Assessing the potential risks in your business is crucial to prevent them from happening. This is called a risk assessment and should be done by considering any possible danger, risk or accident that could occur. Consider what could cause harm to an employee, customer or member of the public and decide if you are taking the relevant steps to prevent that harm. If you are not, then this should be recorded as something you need to change immediately.
The purpose of the risk assessment is to highlight what is already being covered and what is not.

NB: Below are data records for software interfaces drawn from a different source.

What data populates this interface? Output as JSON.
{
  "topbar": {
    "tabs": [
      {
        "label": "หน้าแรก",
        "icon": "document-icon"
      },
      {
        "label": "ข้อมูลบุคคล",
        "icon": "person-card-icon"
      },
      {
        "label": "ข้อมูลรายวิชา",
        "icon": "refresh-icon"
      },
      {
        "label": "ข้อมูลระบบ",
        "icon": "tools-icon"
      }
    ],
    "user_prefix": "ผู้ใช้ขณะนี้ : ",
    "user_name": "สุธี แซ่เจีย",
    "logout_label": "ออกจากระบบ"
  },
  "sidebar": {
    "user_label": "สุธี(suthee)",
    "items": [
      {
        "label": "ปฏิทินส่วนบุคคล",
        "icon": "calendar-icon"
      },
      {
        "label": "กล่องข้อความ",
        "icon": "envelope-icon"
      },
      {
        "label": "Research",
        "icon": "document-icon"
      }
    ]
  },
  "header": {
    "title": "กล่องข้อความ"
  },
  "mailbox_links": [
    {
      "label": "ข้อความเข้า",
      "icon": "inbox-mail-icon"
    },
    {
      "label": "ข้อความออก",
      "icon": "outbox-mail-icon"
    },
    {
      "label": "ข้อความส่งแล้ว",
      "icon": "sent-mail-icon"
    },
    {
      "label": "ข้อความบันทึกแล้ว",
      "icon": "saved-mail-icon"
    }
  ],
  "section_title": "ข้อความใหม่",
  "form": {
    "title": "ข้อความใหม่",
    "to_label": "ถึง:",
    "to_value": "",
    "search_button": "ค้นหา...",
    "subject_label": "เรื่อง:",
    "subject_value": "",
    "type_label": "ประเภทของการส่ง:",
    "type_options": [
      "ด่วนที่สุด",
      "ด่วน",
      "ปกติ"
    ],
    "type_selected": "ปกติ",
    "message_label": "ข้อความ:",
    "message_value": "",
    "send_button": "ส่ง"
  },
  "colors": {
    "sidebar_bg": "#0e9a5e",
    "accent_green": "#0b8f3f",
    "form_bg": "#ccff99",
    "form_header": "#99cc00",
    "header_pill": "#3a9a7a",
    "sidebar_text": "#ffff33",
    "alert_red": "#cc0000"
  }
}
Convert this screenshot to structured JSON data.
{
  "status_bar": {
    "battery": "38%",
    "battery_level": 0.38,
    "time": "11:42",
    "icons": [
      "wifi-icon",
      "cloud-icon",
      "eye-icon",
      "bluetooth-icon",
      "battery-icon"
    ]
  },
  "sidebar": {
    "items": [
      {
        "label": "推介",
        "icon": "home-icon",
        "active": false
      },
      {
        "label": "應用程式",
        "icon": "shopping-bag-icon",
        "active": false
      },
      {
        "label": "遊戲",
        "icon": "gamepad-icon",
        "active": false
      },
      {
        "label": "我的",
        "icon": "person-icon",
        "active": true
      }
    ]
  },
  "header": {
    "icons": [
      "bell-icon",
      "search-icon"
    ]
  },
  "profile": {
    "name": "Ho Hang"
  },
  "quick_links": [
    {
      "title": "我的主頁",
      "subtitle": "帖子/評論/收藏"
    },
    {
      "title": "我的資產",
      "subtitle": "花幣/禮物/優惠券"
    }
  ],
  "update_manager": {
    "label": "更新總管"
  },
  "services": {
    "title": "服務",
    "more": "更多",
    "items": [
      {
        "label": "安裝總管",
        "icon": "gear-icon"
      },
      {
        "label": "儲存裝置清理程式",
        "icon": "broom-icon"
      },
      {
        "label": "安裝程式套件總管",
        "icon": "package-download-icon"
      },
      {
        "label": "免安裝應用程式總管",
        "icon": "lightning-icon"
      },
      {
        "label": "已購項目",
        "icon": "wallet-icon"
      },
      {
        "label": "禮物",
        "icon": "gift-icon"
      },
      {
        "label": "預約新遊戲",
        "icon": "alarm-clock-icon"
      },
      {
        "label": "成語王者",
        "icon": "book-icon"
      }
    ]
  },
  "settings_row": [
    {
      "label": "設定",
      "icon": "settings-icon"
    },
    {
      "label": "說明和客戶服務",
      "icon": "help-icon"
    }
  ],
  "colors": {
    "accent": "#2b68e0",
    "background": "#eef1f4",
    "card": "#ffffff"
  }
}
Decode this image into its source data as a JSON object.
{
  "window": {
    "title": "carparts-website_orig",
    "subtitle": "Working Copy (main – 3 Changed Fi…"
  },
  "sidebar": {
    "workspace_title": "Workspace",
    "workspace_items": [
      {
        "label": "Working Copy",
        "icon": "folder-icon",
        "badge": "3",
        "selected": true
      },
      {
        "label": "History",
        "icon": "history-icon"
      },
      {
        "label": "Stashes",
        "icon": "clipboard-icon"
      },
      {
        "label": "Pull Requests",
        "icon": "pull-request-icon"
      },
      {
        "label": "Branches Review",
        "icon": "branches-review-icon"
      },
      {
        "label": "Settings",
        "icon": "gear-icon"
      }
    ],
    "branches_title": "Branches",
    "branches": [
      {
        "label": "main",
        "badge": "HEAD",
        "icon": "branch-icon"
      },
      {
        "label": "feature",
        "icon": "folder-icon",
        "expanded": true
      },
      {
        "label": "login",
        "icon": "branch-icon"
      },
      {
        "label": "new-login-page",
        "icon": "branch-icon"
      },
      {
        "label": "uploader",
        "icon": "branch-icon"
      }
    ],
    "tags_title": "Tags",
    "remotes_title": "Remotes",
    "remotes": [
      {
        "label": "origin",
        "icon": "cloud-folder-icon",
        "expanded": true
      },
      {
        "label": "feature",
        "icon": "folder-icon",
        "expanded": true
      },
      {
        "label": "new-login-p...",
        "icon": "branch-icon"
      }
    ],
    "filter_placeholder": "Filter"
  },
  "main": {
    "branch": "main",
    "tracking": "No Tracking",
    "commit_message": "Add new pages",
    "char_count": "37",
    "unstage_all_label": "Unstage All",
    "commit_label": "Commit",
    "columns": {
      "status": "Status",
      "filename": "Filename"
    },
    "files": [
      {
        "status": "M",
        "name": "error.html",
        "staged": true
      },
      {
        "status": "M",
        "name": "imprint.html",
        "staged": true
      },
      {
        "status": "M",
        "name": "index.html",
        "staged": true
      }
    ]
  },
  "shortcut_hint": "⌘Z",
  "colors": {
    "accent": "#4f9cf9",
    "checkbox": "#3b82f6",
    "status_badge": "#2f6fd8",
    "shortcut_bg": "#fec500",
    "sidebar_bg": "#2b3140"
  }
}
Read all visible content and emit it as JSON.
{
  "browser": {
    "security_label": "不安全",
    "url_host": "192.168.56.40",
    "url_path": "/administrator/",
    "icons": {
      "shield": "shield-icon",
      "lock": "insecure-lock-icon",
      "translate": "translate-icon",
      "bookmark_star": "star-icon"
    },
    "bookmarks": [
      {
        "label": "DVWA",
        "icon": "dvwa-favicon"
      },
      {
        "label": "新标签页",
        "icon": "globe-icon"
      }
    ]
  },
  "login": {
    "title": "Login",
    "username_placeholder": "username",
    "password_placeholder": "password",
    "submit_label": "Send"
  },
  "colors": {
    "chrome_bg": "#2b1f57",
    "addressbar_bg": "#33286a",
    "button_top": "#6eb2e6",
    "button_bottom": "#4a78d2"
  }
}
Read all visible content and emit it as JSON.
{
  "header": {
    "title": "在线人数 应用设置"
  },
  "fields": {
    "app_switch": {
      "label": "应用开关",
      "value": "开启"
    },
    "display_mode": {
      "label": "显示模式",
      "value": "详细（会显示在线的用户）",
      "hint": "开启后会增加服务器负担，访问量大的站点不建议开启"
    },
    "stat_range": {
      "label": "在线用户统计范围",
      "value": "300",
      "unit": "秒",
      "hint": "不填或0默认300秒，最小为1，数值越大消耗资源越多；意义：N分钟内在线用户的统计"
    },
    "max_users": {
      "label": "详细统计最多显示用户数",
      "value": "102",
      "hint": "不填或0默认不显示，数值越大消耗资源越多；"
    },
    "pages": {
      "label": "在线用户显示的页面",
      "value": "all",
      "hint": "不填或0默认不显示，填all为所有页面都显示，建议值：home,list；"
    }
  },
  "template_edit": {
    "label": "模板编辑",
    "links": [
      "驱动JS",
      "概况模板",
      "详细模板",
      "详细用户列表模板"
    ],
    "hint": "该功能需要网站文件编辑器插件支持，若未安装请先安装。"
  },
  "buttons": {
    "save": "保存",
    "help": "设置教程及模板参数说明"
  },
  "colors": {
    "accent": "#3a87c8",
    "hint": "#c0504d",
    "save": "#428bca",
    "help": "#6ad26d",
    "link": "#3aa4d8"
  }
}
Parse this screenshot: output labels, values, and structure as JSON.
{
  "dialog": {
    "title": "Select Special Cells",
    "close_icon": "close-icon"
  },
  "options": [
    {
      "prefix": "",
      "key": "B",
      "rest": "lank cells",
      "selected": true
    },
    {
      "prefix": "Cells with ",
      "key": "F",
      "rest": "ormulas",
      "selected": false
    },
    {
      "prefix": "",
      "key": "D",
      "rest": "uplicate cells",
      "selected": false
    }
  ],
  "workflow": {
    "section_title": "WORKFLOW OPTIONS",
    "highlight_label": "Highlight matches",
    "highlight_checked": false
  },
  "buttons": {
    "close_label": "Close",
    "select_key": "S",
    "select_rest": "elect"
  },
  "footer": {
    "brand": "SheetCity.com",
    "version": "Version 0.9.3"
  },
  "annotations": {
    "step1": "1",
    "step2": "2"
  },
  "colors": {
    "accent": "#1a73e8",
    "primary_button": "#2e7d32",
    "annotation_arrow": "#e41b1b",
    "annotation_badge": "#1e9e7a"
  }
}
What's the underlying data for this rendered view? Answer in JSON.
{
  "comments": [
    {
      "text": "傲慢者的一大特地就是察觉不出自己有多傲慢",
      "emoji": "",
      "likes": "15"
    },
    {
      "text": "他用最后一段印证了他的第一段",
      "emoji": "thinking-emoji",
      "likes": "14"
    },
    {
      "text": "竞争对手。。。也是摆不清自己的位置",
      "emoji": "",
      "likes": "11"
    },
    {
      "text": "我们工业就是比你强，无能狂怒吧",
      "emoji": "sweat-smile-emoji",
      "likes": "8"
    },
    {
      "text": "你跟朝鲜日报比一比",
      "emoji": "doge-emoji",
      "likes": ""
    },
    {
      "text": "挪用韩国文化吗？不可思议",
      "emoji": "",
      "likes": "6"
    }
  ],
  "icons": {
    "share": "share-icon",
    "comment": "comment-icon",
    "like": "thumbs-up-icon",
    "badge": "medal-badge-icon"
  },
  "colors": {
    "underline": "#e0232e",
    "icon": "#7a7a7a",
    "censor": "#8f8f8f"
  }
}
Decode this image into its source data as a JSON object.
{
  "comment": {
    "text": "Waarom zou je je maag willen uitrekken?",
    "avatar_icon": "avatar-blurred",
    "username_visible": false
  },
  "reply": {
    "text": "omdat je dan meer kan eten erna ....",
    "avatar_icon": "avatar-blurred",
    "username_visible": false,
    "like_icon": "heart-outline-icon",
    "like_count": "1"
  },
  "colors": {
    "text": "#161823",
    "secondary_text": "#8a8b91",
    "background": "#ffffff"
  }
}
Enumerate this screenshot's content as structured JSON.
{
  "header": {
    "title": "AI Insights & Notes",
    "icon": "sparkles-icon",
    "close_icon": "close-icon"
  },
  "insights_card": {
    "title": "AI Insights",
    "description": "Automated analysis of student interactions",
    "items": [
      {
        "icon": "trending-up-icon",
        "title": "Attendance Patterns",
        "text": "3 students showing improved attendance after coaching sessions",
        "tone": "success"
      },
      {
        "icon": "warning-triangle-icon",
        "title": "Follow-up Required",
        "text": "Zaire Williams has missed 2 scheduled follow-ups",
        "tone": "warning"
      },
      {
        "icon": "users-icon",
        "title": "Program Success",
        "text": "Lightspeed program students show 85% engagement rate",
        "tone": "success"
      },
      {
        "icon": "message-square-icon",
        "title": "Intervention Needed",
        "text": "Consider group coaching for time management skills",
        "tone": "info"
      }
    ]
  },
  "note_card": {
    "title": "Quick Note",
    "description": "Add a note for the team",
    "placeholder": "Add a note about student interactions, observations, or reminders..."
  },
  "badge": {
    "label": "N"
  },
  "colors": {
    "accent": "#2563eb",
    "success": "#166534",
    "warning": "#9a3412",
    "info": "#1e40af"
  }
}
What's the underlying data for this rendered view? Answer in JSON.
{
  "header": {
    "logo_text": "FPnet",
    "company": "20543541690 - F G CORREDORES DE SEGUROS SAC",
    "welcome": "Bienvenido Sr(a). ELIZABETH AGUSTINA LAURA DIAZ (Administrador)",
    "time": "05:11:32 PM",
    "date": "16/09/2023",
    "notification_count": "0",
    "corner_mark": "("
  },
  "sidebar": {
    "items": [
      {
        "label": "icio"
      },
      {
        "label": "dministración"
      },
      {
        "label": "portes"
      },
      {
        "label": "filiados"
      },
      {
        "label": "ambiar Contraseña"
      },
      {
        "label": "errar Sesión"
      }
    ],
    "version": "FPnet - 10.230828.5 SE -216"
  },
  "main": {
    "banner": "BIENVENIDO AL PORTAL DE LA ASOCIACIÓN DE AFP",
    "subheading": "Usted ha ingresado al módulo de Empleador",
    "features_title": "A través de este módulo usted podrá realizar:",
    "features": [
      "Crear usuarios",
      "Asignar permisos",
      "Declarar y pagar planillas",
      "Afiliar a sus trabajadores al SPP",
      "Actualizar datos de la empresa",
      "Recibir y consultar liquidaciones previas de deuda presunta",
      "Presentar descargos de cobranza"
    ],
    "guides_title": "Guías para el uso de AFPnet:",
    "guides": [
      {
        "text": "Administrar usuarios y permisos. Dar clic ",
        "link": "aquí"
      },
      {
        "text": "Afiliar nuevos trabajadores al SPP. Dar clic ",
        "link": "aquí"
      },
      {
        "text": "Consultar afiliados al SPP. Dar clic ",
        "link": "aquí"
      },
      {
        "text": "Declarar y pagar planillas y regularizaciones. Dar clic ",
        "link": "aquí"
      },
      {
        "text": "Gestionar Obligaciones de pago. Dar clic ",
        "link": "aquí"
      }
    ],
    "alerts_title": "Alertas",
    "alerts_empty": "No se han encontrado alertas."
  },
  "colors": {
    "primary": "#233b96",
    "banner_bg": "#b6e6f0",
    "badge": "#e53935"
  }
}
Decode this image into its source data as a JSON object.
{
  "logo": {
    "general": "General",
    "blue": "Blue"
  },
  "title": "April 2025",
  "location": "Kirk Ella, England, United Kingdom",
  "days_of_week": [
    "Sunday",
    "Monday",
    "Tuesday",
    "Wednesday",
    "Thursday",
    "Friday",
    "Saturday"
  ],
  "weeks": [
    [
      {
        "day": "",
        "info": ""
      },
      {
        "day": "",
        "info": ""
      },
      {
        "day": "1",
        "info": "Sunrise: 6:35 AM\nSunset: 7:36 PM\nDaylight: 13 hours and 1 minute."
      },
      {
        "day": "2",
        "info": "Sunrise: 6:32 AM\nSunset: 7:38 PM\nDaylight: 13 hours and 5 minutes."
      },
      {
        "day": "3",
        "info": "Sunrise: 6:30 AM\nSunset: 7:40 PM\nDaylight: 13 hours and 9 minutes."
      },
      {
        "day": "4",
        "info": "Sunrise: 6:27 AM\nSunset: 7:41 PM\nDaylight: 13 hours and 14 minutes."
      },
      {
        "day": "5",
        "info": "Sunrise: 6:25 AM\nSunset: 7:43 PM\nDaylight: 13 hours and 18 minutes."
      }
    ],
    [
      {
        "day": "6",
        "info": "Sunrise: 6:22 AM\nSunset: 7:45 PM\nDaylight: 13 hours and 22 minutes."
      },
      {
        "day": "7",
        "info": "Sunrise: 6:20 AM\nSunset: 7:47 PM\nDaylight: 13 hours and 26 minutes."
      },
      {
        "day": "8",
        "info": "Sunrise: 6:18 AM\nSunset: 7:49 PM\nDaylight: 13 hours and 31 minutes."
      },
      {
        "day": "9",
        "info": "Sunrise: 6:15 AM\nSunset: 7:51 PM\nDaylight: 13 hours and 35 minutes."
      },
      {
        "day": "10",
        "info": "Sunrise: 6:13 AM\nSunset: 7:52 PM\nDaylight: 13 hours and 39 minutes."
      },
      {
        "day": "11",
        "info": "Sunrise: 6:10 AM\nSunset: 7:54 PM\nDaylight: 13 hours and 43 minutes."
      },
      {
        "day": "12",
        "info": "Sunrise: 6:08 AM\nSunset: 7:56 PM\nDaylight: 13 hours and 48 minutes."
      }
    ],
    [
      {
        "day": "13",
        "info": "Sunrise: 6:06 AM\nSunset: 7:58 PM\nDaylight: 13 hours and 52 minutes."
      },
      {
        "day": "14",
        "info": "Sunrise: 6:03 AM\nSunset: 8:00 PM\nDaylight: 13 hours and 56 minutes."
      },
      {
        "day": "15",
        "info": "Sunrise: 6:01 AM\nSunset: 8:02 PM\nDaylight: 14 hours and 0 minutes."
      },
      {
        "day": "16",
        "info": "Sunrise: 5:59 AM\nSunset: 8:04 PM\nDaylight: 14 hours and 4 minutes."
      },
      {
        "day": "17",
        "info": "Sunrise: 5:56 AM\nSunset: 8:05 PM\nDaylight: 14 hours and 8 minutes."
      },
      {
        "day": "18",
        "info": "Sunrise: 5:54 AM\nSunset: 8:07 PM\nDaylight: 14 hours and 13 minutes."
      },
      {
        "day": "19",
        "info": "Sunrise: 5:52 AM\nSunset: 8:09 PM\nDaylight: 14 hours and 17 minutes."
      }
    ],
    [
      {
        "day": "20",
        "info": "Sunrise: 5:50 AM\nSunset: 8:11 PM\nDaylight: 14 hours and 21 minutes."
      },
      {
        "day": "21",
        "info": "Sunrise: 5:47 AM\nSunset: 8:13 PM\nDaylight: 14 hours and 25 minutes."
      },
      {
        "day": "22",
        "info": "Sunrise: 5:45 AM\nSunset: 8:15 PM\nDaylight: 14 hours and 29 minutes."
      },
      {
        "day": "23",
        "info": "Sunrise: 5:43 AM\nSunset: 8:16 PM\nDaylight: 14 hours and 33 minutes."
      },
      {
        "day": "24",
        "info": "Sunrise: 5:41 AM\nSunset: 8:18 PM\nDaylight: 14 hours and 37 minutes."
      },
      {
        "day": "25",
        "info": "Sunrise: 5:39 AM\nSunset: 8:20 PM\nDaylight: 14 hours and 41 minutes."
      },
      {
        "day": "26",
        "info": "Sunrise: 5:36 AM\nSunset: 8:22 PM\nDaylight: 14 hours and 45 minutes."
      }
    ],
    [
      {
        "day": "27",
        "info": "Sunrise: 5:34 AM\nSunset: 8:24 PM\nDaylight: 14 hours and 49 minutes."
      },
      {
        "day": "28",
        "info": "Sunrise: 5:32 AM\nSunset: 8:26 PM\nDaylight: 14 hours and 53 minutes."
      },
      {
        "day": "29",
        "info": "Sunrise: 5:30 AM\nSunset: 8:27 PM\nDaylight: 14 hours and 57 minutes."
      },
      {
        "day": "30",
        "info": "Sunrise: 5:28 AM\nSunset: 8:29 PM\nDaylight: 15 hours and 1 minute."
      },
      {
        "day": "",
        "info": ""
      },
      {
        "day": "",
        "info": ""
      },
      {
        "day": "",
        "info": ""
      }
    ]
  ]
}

It’s about identifying sensible measures to control the risks in your workplace.
A risk assessment doesn’t have to be a long-winded task that requires lots of writing, keep it simple and focus on the main risks.
The law does not expect you to remove all risks, but it does expect you to protect people by putting in place relevant measures to control those risks, providing they are reasonably practical.
For most low-risk businesses controlling risks is straightforward and there are many tools to guide you with your risk assessment on the .Gov website, like this one here: http://www.hse.gov.uk/risk/
How to assess the risks to your business
- Walk around the workplace and look for any current hazards or potential hazards
- Is there a high or low chance of somebody being harmed by a hazard?
- How serious could the harm be?
- How might an accident happen and who could be harmed?
- Ask your employees what they think the hazards are
- Focus on the real risks – what is likely to cause harm
- Consider the measures you are already taking- have you done all you can do?
Once you have identified the risks and what you need to do to prevent or control them, you then need to put the appropriate measures in place.
Many businesses change over time and bring in new equipment, products, substances or procedures which could lead to new hazards. Doing a regular risk assessment helps you to keep on top of any new hazards and how to prevent them.
When you have established all of the risks (if any) within the workplace, it is important to act on them accordingly and take the relevant steps to reduce the risks.
You also need address the following:
- Inform your colleagues/employees of any changes to the current health and safety plan. Explain to them:
- Health and safety and the work they do;
- How risks are controlled;
- The best ways of providing information and training.
- Provide training and information for anyone who works with or for you, including contractors and self-employed people. You must provide clear instructions, information, and adequate training, so that everyone understands how they can work safely without any risks to their health.
- Provide the correct facilities for everyone in the workplace, including people with disabilities. Consider…
- Welfare facilities: Communal areas such as toilets and rest areas.
- Health issues: Clean ventilation, sustainable light, enough space to work.
- Safety issues: Maintain and clean the workplace regularly.
- Make arrangements for first aid, ill health and accidents. It is crucial to have first-aid arrangements set out in your workplace. You are responsible for making sure employees receive the correct immediate attention if they are taken ill or are injured at work. The minimum requirements are:
- Suitably stocked first-aid box;
- An appointed person to take charge of first-aid arrangements;
- Information for all employees giving details of first-aid arrangements.
- Display the health and safety law poster within the workplace. The poster outlines UK health and safety laws and includes a straightforward list that tells workers what they and their employers need to do. This must be displayed somewhere that all employees can see it.
- Get the correct insurance for your business, specifically employers’ liability. If your business employs anyone, it is recommended to get employers liability insurance. Whilst the purpose of a health and safety strategy is to minimize and try to eliminate risks, accidents can still happen. If they do, and you do not have the correct business insurance, you may be left with compensation claims from the employee and legal costs.
For more information on health and safety, you can check out these Government resource pages: